Benchmarking Agricultural Research Indicators Across Asia–Pacific

ASTI publicaiton cover

Authors:
Kathleen Flaherty, Gert-Jan Stads, and Attaluri Srinivasacharyulu

Year:
2013

Publisher
International Food Policy Research Institute, Washington, DC; Asia–Pacific Association of Agricultural Research Institutions, Bangkok, Thailand

Publication category

Overview publications

New quantitative evidence presented in this report demonstrates  that total public agricultural R&D spending in Asia–Pacific increased by 50 percent, from $8.2 billion in 1996 to $12.3 billion in 2008 (in 2005 PPP prices). Most of this growth was driven by the region’s low- and middle-income countries, whereas growth in the region’s high-income countries stagnated. In fact, growth in public agricultural R&D spending in the region’s low- and middle-income countries has outpaced growth in all other developing regions around the world since the 1980s. As a result, the region has increasingly raised the profile of its contribution to global agricultural R&D. In 2008, $0.40 of every dollar spent on public agricultural R&D worldwide targeted Asia–Pacific countries.
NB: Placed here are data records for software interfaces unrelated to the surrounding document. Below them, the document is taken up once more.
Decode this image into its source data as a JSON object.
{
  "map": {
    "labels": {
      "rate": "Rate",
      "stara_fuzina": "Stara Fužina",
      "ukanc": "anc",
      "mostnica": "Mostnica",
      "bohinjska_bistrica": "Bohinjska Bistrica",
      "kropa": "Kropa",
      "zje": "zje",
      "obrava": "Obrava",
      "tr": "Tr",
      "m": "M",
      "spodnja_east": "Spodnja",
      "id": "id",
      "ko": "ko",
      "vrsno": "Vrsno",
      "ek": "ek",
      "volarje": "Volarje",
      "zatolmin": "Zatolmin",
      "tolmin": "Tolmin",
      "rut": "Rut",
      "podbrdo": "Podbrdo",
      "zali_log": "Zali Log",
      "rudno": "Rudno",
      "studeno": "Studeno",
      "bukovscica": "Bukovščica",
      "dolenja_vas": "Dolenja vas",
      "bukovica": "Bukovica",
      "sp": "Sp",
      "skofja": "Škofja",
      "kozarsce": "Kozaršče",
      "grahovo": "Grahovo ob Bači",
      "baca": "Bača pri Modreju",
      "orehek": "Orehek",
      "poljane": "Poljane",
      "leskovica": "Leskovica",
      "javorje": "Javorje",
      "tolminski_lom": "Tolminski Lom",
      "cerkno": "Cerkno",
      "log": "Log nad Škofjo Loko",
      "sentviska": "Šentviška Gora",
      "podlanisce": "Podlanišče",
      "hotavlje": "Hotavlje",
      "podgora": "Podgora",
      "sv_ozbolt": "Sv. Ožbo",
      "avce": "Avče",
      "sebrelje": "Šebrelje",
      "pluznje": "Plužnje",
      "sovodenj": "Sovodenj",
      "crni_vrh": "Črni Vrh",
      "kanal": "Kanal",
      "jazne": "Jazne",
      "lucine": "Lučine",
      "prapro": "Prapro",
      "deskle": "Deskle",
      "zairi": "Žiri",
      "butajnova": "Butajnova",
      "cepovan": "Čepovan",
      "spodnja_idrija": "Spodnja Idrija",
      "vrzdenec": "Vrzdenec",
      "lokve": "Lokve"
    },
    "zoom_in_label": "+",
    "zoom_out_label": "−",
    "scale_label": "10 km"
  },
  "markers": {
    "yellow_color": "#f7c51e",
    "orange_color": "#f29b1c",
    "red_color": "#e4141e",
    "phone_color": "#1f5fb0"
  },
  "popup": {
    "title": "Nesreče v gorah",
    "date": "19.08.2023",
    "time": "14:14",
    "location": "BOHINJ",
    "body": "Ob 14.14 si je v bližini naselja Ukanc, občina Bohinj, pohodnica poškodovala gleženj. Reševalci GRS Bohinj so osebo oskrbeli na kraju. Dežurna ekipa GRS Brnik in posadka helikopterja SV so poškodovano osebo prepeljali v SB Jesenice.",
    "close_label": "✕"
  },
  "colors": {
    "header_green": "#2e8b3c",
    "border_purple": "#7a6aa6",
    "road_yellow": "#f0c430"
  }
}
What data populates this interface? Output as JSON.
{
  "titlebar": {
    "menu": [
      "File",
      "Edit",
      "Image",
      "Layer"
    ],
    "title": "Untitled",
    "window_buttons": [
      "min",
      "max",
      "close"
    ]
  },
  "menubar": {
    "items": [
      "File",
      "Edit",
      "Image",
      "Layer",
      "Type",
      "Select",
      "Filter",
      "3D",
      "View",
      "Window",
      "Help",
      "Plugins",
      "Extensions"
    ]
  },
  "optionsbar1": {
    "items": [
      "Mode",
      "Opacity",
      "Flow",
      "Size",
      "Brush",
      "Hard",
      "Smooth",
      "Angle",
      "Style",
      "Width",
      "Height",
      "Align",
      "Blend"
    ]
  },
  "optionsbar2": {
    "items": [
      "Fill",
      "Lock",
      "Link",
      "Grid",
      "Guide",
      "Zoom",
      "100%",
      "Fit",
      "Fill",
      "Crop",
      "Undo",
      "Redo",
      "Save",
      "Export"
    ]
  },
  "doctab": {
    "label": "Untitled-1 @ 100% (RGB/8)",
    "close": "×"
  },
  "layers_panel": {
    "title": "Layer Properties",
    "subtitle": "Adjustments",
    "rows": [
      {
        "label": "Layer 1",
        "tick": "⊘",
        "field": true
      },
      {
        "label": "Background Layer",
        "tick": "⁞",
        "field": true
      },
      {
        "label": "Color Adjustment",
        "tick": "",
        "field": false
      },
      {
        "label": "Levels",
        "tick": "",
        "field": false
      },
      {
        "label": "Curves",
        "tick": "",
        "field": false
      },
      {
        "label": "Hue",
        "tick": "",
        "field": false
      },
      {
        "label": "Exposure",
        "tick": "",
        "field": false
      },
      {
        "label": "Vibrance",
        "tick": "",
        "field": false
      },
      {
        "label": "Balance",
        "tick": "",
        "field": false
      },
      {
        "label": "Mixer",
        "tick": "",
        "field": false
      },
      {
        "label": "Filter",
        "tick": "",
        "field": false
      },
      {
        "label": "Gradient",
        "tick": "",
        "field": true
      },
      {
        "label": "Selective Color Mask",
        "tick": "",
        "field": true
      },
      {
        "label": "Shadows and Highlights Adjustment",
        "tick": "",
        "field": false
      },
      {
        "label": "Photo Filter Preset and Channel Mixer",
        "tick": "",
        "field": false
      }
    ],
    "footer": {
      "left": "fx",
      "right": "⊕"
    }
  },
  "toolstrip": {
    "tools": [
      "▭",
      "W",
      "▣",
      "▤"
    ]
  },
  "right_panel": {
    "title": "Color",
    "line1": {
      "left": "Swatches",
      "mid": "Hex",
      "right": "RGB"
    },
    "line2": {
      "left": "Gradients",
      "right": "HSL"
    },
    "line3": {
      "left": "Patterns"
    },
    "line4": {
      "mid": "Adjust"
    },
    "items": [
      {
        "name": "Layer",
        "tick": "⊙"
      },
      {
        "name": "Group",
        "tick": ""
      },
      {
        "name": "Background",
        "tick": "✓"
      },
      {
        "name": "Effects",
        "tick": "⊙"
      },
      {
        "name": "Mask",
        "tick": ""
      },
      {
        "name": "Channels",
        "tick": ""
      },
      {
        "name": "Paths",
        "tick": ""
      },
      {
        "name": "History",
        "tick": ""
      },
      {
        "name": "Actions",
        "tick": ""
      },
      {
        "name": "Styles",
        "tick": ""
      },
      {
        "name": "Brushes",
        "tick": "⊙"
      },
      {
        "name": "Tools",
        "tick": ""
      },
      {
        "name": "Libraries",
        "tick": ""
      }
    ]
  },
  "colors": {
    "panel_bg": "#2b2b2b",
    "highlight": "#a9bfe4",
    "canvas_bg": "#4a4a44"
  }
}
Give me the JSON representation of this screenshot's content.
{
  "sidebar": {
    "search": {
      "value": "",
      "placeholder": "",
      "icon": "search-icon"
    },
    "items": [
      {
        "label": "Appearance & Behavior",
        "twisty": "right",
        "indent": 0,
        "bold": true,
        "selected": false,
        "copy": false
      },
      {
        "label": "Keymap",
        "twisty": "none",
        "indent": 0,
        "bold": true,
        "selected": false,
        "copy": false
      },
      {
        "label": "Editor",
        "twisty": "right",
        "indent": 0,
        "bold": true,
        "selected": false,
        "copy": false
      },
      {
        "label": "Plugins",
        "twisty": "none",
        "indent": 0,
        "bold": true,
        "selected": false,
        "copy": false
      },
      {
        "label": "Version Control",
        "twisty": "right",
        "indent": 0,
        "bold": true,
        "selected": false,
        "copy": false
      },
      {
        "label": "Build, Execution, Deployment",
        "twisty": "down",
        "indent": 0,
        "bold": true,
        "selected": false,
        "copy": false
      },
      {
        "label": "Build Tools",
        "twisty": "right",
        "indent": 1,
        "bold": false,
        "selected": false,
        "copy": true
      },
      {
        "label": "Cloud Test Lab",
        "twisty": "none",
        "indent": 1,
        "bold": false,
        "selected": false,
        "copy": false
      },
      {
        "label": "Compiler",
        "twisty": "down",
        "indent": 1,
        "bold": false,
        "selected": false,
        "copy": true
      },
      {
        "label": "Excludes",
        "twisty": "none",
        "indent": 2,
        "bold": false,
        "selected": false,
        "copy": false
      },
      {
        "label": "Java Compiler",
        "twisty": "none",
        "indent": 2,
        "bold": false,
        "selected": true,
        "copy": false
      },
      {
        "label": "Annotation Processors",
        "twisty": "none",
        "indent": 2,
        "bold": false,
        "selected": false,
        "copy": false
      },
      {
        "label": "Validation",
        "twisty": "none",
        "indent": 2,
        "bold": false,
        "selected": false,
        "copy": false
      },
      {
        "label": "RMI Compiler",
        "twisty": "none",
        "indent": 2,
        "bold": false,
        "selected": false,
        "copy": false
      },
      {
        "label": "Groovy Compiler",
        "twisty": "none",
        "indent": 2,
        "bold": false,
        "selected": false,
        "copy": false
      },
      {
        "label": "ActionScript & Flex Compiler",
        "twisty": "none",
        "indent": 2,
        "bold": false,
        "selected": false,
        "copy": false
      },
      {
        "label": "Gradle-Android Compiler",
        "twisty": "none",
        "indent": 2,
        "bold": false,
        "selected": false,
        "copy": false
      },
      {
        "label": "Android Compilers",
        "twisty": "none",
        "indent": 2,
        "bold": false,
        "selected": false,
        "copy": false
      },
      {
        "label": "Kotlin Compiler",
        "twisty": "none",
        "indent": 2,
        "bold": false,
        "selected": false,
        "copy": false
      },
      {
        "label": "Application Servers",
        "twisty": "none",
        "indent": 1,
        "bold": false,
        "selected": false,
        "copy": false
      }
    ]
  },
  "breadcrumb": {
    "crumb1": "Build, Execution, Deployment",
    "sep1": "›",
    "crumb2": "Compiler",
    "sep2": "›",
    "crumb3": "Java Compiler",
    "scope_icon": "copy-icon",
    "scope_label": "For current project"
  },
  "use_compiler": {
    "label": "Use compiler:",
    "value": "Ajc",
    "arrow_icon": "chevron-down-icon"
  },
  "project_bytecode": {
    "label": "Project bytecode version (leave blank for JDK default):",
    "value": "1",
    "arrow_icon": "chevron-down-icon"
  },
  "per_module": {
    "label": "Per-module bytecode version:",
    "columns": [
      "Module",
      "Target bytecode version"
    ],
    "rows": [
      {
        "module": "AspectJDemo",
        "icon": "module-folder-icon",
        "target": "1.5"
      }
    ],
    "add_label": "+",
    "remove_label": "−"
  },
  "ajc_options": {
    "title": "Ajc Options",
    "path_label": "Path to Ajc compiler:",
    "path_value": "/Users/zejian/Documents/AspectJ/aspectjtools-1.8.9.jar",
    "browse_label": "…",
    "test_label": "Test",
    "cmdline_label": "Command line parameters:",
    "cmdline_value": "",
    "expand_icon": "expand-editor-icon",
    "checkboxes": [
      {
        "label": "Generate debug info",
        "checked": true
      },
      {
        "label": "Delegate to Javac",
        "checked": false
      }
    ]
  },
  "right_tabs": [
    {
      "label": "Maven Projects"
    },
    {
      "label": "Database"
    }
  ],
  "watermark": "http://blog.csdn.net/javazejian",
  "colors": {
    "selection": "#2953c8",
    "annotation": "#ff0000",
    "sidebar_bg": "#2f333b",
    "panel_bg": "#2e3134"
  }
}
Aside from increased spending, most low- and middle-income countries in the region have also made considerable progress in building human resource capacity in agricultural R&D. With a few exceptions, the number of scientists employed in most countries across the region has increased, and in all the sample countries scientists’ qualification levels have improved since the 1990s. This development is notable given the widespread challenges that these agencies face, including attracting and maintaining a pool of well-qualified research staff, and dealing with disproportionate numbers of either aging, senior staff, or junior, inexperienced staff. Some countries with a history of political isolation (notably Cambodia, Lao PDR, and Vietnam) still have very low numbers of PhD-qualified staff, forming a significant impediment to advancing the quality of research. Nonetheless, these countries have wisely invested heavily in staff recruitment and training in recent years.

Despite these positive developments, agricultural R&D spending as a share of agricultural output in Asia–Pacific is lagging behind other regions of the developing world. In 2008, of the 13 low- and middle-income countries for which detailed spending data were available, Malaysia was the only country investing more than 1 percent of its agricultural GDP in agricultural research. China and India spent 0.50 and 0.40 percent, respectively, and levels in most other countries were lower still. Even though intensity ratios do not take into account the policy and institutional environment within which agricultural research takes place or the broader size and structure of a country’s agricultural sector and economy, these low ratios are a clear sign of underinvestment in agricultural R&D by many of the region’s low- and middle-income countries. If Asia–Pacific is to meet its agricultural, broader economic, and emerging challenges, including rapid population growth, climate change, environmental degradation, and food price volatility, levels of investment in agricultural R&D need to increase. In addition, such investments will need to be better managed, timed, and targeted to ensure maximum impact on productivity growth and poverty reduction. Increased diversification of funding sources will also be necessary. The private sector, for example, is still an untapped resource in many of the region’s countries. Supporting policy reforms offer further potential to ensure that the benefits of agricultural R&D translate into results.

Asia–Pacific countries are highly diverse, as reflected in their national agricultural research systems. Nevertheless, cross-country and regional linkages are another important strategy for leveraging limited resources and reducing wasteful duplication of R&D effort. To improve the relevance, effectiveness, and efficiency of research outputs, stronger linkages are also needed between the performers of agricultural research and its end users. It goes without saying that good governance is key to promoting the effectiveness and efficiency of research and ultimately to realizing the potential of agricultural innovation.